- What are three negative impacts of consumption?
- How do you stop overconsumption?
- Why is water consumption a problem?
- Why wasting water is a problem?
- Why is consumption increasing?
- How humans affect the earth negatively?
- Why do we consume so much?
- What are the negative effects of wasting water?
- What is the problem with overconsumption?
- How does overconsumption affect the economy?
- How does overconsumption affect us?
- How does overconsumption affect water?
What are three negative impacts of consumption?
Misuse of land and resources.
Exporting Pollution and Waste from Rich Countries to Poor Countries.
Obesity due to Excessive Consumption.
A cycle of waste, disparities and poverty..
How do you stop overconsumption?

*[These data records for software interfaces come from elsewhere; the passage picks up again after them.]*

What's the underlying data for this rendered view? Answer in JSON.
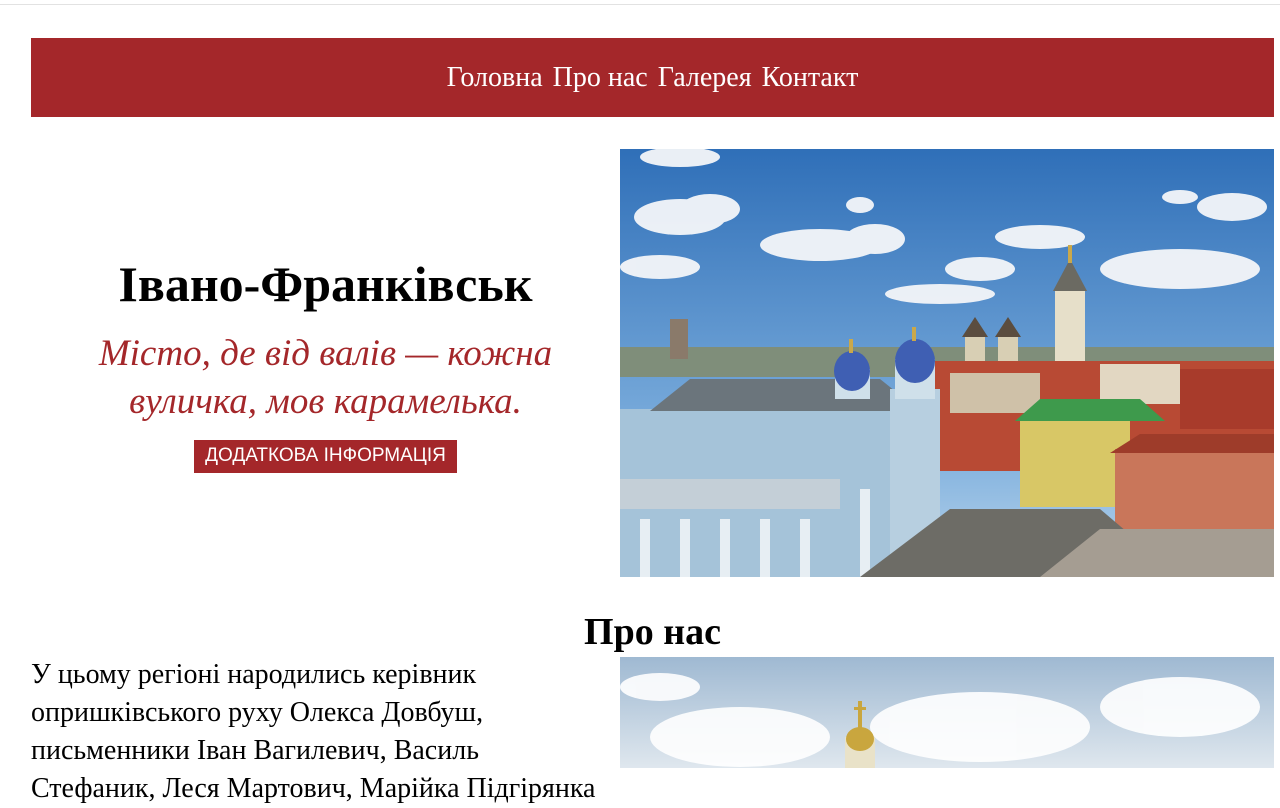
{
  "nav": {
    "items": [
      {
        "label": "Головна"
      },
      {
        "label": "Про нас"
      },
      {
        "label": "Галерея"
      },
      {
        "label": "Контакт"
      }
    ]
  },
  "hero": {
    "title": "Івано-Франківськ",
    "tagline": "Місто, де від валів — кожна вуличка, мов карамелька.",
    "button_label": "ДОДАТКОВА ІНФОРМАЦІЯ"
  },
  "about": {
    "heading": "Про нас",
    "text": "У цьому регіоні народились керівник опришківського руху Олекса Довбуш, письменники Іван Вагилевич, Василь Стефаник, Леся Мартович, Марійка Підгірянка"
  },
  "colors": {
    "accent": "#a4272a",
    "nav_text": "#ffffff"
  }
}
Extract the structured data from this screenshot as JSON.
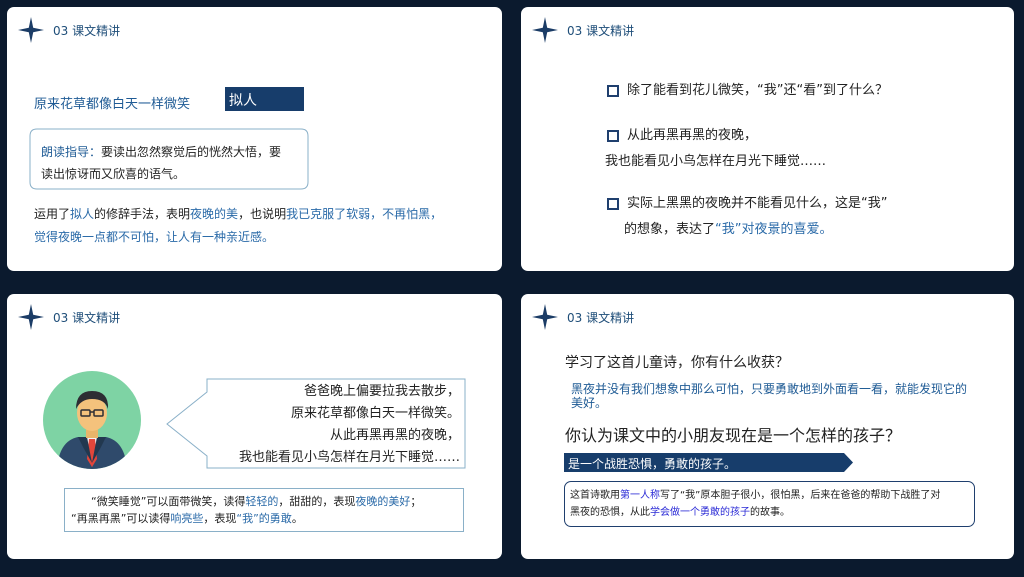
{
  "header": {
    "title": "03  课文精讲"
  },
  "slide1": {
    "sentence": "原来花草都像白天一样微笑",
    "tag": "拟人",
    "guide_label": "朗读指导：",
    "guide_text": "要读出忽然察觉后的恍然大悟，要",
    "guide_text2": "读出惊讶而又欣喜的语气。",
    "p_a": "运用了",
    "p_b": "拟人",
    "p_c": "的修辞手法，表明",
    "p_d": "夜晚的美",
    "p_e": "，也说明",
    "p_f": "我已克服了软弱，不再怕黑，",
    "p_g": "觉得夜晚一点都不可怕，让人有一种亲近感。"
  },
  "slide2": {
    "q1": "除了能看到花儿微笑，“我”还“看”到了什么？",
    "q2_line1": "从此再黑再黑的夜晚，",
    "q2_line2": "我也能看见小鸟怎样在月光下睡觉……",
    "q3_line1": "实际上黑黑的夜晚并不能看见什么，这是“我”",
    "q3_line2a": "的想象，表达了",
    "q3_line2b": "“我”对夜景的喜爱。"
  },
  "slide3": {
    "bubble": [
      "爸爸晚上偏要拉我去散步，",
      "原来花草都像白天一样微笑。",
      "从此再黑再黑的夜晚，",
      "我也能看见小鸟怎样在月光下睡觉……"
    ],
    "n_a": "“微笑睡觉”可以面带微笑，读得",
    "n_b": "轻轻的",
    "n_c": "，甜甜的，表现",
    "n_d": "夜晚的美好",
    "n_e": "；",
    "n_f": "“再黑再黑”可以读得",
    "n_g": "响亮些",
    "n_h": "，表现",
    "n_i": "“我”的勇敢",
    "n_j": "。"
  },
  "slide4": {
    "q1": "学习了这首儿童诗，你有什么收获？",
    "a1": "黑夜并没有我们想象中那么可怕，只要勇敢地到外面看一看，就能发现它的美好。",
    "q2": "你认为课文中的小朋友现在是一个怎样的孩子？",
    "banner": "是一个战胜恐惧，勇敢的孩子。",
    "box_a": "这首诗歌用",
    "box_b": "第一人称",
    "box_c": "写了“我”原本胆子很小，很怕黑，后来在爸爸的帮助下战胜了对",
    "box_d": "黑夜的恐惧，从此",
    "box_e": "学会做一个勇敢的孩子",
    "box_f": "的故事。"
  }
}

5 Ways to Reduce Unnecessary ConsumptionBring on Solar Power. For those of us who own homes, solar panels are a great way to generate your own electricity and heat and light your home.Travel Green. Traveling is necessary in life: long car trips, bus and train trips, flights, we all take them. … Buy sustainable, eco-friendly materials. … Donate old clothing.
Why is water consumption a problem?
Many of the water systems that keep ecosystems thriving and feed a growing human population have become stressed. Rivers, lakes and aquifers are drying up or becoming too polluted to use. … By 2025, two-thirds of the world’s population may face water shortages. And ecosystems around the world will suffer even more.
Why wasting water is a problem?
Furthermore, in places where clean water is scarce, overusing or wasting household water limits the availability of it for other communities to use for drinking, cleaning, cooking or growing—and thus contributes to disease, illness or agricultural scarcity/starvation.
Why is consumption increasing?
One of the main reasons for the increase in the amount of food we consume is the rise in global population. As global population and rates of consumption increase there is a need to increase water, food and energy supplies, but to do so in a sustainable manner to meet the needs of all people.
How humans affect the earth negatively?
Humans impact the physical environment in many ways: overpopulation, pollution, burning fossil fuels, and deforestation. Changes like these have triggered climate change, soil erosion, poor air quality, and undrinkable water.
Why do we consume so much?
Consumption is supposed to result in increased well-being by making things easier and more convenient (e.g. a car gives us greater mobility, many electrical appliances simplify certain tasks, and so on). Furthermore, we consume certain goods or services for pleasure (e.g. games, leisure cruises).
What are the negative effects of wasting water?
Water gets polluted due to water waste. It takes much longer to clean polluted water than for the pollution to occur. Acid rain causes damage to buildings and monuments because it erodes stone, brick and concrete. Wasting water wastes electricity and energy that is used to pump it out of the ground.
What is the problem with overconsumption?
A fundamental effect of overconsumption is a reduction in the planet’s carrying capacity. Excessive unsustainable consumption will exceed the long term carrying capacity of its environment (ecological overshoot) and subsequent resource depletion, environmental degradation and reduced ecosystem health.
How does overconsumption affect the economy?
Overconsumption is the result of excessive credit or excessive debt, and it can bring big risks of heavy losses for lenders like banks and other financial institutions. Over the past few years, the local governments have put large amounts of investment toward projects and public activities.
How does overconsumption affect us?
But overconsumption worsens climate breakdown and increases air pollution. It exhausts the planet’s life support systems like the ones that provide us with fresh water, and leaves us short of materials critical to our health and quality of life.
How does overconsumption affect water?
Furthermore, in places where clean water is scarce, overusing or wasting household water limits the availability of it for other communities to use for drinking, cleaning, cooking, or growing—and thus contributes to disease, illness, or agricultural scarcity and starvation.